House of Dragons (Royal Houses #1) - K.A. Linde Page 0,3
visions. She’d been young and in love. That had been before he had taken over the Wastes… before everything. Then a year ago, she’d had another vision and ended up right back here. He’d gotten her into the fights to give her an outlet. She would thank him if their relationship hadn’t gotten even more complicated. If he didn’t think that he owned her now.
Kerrigan sighed heavily, pocketed the winnings, and went to her corner. She dropped to her haunches and opened up her bag, pulling out clean clothes. She hastily stripped out of her fighting gear and into a pair of loose pants and a crossbody jerkin that cinched tight at the waist.
Despite what Dozan had said, she tugged her headband back down over her ears and rebraided her hair. She had gotten too used to hiding her slightly rounded, telltale, half-Fae ears. She looked at her wan reflection in the faded glass mirror. She pinched her pale cheeks in an attempt to bring some color back into her skin, but it did little. Her freckles stood out in sharp relief against her complexion. The gash at her eyebrow had stopped bleeding, but… she couldn’t hide the fact that she’d been in a fight.
Oh, well. Nothing to be done.
She left the ring and hastened up the stairs. The Wastes had been built in a deep pit. The Dragon Ring resided on the bottom floor, and as she traveled up to the surface, she passed the spectator seating for the fighting ring, the floor full of addicts high on loch, through the haze of heavily perfumed brothels, and to the gambling levels.
Her bright green eyes scanned the smoke-filled room replete with table after table of card and dice games. Patrons desperate to make it rich threw away their last coins on a lark. The Wastes gambling hall was typically packed, but tonight, Kerrigan could barely move through the press of people. With one hand on her winnings, she finally meandered far enough in that she found her target, stopping before a packed card table playing a crowd favorite, Dragons Up.
The dealer was dressed in the typical red Wastes button-up, black vest and trousers. Her black hair framed her face, cut off severely at her chin, accentuating her brown complexion and wide dark-brown eyes. Her hands flew across the table, delivering green and gold cards.
She tapped her fingers twice as she waited for someone to make a move. But the tilt of her cherry red lips said she already knew they’d lost.
“Ah, dragons up,” she said, her smile turning into a frown. “Better luck next time.” She claimed the green and gold cards from the man in front of her. She pointed at the next man.
“Crows and scales.” He held his hand out flat.
The next man did the same, and on down the line, she pulled cards, added them, and laughed at their misfortune.
Because any loss went right back to the house. Right back to Dozan. And right back to Clover.
Clover looked up as she shuffled the cards by muscle memory. Her eyes lit up at the sight of Kerrigan. “You win?”
Kerrigan nodded, unable to hold back a smirk of triumph.
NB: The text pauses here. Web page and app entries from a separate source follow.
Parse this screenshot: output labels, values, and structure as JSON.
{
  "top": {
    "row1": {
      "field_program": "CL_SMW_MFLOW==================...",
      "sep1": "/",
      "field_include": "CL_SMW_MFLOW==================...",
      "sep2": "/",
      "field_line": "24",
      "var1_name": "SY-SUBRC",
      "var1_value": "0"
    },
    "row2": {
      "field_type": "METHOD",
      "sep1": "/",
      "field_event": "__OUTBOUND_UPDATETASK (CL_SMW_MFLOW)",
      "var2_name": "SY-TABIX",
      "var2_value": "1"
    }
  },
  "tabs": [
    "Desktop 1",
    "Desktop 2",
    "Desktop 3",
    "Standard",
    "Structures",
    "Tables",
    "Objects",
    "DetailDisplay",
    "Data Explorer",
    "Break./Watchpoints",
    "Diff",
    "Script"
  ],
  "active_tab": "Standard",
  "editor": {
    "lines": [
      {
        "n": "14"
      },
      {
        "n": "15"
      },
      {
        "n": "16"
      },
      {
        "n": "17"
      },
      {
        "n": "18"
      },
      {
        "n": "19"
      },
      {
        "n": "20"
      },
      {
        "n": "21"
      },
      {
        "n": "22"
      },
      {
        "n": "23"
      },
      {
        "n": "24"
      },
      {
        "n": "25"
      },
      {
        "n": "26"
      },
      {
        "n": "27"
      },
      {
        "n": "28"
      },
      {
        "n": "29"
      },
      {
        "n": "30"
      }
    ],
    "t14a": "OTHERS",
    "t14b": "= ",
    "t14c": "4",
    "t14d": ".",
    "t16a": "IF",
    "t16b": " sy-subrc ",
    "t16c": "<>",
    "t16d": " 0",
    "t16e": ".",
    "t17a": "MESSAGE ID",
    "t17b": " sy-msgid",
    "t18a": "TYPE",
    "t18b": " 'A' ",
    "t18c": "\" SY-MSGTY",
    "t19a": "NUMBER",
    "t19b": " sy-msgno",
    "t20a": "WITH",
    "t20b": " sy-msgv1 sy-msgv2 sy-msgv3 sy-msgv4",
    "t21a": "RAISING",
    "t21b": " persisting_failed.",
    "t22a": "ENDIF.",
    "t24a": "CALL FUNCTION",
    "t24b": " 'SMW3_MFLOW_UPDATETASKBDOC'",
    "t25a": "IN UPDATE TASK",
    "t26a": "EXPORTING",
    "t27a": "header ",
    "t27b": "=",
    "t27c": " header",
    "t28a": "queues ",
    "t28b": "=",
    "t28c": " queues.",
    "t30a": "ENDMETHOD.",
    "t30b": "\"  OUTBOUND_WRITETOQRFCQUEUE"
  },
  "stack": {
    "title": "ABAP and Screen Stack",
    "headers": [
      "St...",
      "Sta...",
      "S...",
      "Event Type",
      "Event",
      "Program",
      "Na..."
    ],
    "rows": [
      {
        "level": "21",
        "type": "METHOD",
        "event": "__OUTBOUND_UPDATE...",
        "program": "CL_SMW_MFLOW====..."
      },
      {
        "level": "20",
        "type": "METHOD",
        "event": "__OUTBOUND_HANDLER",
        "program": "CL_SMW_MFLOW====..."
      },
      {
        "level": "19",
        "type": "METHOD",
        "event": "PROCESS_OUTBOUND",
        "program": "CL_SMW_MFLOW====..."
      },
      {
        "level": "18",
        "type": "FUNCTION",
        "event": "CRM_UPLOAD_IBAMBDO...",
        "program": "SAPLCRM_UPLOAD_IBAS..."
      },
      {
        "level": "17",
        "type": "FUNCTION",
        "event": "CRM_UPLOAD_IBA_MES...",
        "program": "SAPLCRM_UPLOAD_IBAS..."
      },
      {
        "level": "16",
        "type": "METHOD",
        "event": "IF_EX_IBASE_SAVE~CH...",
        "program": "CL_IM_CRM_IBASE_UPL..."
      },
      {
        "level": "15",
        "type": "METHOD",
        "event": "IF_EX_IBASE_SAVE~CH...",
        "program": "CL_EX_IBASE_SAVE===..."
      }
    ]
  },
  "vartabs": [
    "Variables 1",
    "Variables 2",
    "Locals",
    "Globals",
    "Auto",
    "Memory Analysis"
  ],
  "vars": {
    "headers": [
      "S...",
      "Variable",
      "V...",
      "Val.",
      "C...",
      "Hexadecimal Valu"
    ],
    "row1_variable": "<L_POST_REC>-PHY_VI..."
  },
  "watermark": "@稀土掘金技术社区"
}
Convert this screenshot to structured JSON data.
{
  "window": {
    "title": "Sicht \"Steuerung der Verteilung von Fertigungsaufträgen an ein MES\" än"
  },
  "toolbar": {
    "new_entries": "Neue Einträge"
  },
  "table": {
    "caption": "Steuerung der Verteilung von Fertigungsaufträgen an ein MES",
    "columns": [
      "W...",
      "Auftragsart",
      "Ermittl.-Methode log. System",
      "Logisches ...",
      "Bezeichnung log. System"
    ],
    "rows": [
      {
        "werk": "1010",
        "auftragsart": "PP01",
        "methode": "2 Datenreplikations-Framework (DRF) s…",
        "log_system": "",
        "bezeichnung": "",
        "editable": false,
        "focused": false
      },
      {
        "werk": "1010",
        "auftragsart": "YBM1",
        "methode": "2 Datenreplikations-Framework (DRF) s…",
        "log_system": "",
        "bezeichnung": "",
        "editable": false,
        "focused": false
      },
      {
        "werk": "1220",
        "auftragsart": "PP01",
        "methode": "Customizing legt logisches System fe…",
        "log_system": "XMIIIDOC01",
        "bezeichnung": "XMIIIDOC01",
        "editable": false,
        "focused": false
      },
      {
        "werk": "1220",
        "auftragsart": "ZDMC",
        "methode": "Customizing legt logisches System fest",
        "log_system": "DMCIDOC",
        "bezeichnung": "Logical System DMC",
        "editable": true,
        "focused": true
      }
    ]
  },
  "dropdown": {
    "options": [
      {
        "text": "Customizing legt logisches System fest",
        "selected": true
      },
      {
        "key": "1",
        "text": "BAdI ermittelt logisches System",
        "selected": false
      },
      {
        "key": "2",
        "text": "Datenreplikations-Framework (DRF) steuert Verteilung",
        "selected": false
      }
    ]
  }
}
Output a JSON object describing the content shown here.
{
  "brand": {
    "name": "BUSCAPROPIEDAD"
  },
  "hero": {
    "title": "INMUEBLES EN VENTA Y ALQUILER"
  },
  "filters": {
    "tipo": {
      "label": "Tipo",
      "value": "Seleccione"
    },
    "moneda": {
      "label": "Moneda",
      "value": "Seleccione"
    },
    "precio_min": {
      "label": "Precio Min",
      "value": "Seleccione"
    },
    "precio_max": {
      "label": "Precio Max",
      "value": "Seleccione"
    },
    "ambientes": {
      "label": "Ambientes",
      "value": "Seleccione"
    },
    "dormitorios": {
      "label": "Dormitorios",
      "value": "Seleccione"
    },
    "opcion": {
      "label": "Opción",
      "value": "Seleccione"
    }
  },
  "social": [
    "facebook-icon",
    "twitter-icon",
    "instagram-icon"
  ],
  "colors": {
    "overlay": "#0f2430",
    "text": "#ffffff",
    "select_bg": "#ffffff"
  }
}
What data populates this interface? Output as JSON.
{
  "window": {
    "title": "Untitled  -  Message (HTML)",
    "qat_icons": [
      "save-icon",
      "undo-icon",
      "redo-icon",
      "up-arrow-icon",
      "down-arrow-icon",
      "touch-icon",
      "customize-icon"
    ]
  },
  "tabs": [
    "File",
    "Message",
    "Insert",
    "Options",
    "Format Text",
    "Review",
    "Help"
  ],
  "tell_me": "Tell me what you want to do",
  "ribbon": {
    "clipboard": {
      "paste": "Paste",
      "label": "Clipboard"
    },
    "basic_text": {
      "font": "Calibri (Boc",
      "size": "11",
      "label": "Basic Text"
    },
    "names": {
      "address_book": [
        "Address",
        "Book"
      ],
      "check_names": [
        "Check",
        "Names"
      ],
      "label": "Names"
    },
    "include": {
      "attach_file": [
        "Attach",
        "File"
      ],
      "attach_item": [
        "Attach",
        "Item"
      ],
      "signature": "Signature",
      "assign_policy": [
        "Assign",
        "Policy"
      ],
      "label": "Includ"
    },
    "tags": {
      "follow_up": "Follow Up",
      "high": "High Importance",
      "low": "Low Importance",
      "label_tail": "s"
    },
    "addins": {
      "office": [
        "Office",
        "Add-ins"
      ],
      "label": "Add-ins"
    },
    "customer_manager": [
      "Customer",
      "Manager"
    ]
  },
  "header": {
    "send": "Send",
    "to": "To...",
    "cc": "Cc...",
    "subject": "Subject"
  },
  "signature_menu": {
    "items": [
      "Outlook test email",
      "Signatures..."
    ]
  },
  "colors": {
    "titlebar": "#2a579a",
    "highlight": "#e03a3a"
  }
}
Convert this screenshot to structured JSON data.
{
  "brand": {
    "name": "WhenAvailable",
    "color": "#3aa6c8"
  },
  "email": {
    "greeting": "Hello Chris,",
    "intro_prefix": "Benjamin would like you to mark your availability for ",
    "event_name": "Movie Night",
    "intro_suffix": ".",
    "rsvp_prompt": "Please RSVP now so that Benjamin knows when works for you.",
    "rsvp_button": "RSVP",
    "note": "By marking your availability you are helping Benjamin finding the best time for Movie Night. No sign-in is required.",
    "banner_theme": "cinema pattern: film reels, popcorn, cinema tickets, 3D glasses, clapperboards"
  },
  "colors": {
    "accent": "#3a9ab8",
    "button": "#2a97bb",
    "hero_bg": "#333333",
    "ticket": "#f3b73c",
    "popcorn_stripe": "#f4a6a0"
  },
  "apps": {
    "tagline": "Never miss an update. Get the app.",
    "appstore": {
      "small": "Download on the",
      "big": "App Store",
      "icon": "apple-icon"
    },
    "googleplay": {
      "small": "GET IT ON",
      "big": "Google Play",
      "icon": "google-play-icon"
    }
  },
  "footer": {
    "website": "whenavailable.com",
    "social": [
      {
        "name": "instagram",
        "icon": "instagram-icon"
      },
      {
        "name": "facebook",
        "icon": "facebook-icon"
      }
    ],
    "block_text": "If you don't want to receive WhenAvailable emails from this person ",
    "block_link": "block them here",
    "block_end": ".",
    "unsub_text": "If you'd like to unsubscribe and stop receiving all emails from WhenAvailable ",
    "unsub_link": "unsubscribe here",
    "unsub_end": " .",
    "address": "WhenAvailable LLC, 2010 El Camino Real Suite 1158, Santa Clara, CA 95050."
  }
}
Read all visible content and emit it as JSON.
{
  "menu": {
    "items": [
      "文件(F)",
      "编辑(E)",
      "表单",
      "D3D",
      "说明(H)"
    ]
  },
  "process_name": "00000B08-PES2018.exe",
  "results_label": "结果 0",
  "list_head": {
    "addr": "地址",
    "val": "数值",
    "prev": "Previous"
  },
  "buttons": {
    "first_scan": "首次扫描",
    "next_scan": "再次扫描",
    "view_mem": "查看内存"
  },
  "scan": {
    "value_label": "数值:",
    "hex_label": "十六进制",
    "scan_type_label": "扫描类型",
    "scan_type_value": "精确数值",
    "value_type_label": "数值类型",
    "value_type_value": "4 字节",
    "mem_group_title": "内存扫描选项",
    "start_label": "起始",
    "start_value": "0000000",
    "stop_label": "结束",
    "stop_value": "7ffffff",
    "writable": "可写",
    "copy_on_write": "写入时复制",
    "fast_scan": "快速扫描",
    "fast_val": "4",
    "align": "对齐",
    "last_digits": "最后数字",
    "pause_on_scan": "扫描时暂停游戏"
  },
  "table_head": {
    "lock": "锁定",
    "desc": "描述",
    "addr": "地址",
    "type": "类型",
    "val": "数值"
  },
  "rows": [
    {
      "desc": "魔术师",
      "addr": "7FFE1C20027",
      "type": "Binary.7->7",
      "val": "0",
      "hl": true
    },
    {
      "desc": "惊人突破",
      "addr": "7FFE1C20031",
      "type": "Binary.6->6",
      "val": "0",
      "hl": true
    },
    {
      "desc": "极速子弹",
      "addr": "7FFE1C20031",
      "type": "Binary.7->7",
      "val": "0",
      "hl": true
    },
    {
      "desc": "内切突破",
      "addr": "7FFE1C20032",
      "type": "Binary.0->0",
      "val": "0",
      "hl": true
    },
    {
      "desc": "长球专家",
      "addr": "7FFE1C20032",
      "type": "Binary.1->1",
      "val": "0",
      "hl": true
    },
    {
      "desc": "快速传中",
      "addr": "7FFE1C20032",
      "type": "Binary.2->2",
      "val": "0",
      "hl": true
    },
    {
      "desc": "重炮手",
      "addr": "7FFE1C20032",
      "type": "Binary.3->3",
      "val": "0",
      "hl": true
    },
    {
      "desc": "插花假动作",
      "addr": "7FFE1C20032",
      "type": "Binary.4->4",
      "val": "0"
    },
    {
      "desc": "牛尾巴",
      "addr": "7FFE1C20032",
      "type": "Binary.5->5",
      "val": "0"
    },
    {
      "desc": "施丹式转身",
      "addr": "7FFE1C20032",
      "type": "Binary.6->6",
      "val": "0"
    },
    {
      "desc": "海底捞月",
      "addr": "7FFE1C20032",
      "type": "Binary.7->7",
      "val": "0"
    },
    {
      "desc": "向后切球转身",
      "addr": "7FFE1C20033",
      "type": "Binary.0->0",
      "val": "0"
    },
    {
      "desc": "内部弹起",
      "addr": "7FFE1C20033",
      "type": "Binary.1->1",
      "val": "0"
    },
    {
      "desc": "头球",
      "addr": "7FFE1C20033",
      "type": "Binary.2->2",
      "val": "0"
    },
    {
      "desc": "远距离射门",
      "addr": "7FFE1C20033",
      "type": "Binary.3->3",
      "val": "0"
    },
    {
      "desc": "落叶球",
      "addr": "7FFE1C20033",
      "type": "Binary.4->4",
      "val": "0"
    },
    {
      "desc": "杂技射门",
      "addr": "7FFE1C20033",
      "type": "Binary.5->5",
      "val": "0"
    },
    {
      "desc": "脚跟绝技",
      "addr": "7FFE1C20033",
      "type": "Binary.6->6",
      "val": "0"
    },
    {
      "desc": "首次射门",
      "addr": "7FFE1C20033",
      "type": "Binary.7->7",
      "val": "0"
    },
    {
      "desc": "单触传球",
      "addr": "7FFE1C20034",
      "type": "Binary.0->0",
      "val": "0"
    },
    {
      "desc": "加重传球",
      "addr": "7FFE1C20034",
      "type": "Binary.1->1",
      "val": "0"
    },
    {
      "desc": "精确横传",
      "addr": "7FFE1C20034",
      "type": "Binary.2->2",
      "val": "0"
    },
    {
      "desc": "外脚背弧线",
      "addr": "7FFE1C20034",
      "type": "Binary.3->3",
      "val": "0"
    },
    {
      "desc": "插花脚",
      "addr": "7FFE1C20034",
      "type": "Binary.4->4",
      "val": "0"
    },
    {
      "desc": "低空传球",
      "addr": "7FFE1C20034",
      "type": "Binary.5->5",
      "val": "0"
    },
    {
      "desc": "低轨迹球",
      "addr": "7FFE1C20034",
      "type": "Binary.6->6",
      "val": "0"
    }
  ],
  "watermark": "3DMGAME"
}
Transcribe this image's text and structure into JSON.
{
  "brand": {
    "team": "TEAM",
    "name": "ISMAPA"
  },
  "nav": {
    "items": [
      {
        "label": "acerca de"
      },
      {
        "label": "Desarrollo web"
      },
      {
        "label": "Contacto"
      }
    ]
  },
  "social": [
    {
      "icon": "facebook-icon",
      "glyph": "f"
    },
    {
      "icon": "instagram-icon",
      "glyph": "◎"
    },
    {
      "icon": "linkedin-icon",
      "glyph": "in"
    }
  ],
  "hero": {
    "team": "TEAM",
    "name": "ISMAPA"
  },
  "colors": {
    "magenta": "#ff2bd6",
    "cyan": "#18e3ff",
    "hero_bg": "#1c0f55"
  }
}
“All right, you heard the lady. One more hand, and then I’m on break.”
The crowd groaned as cards flew from her hands like magic. Which was amazing since Clover didn’t have a lick of magic. She was fully human. Not an ounce of the stuff in her veins. Not that it protected her from Fae hatred, but at least, she didn’t have to worry about accidentally revealing her magic in front of the wrong person like Kerrigan.
Half of the table won this round, and cheers went up all around. A few of those seated tipped Clover big. One man with a pointed wink. Clover just reshuffled the deck and nodded her head at the pit boss before hastening to Kerrigan’s side.
“Red!” Clover crushed her long, toned body against Kerrigan as she pulled her into a hug.
“Clove, are you feeling all right?”
Her brown skin was beginning to lose its pallor, and her big brown eyes were blood shot and red-rimmed.
Clover waved the questions away and fumbled in her pocket for a smoke she’d tinged with loch.
When Kerrigan had first met Clover a year earlier, she had been disgusted with the habit. Loch was an addictive drug on a good day, and she smoked too regularly to not be obsessed with the stuff. But then Clover had accidentally left the cigarettes behind and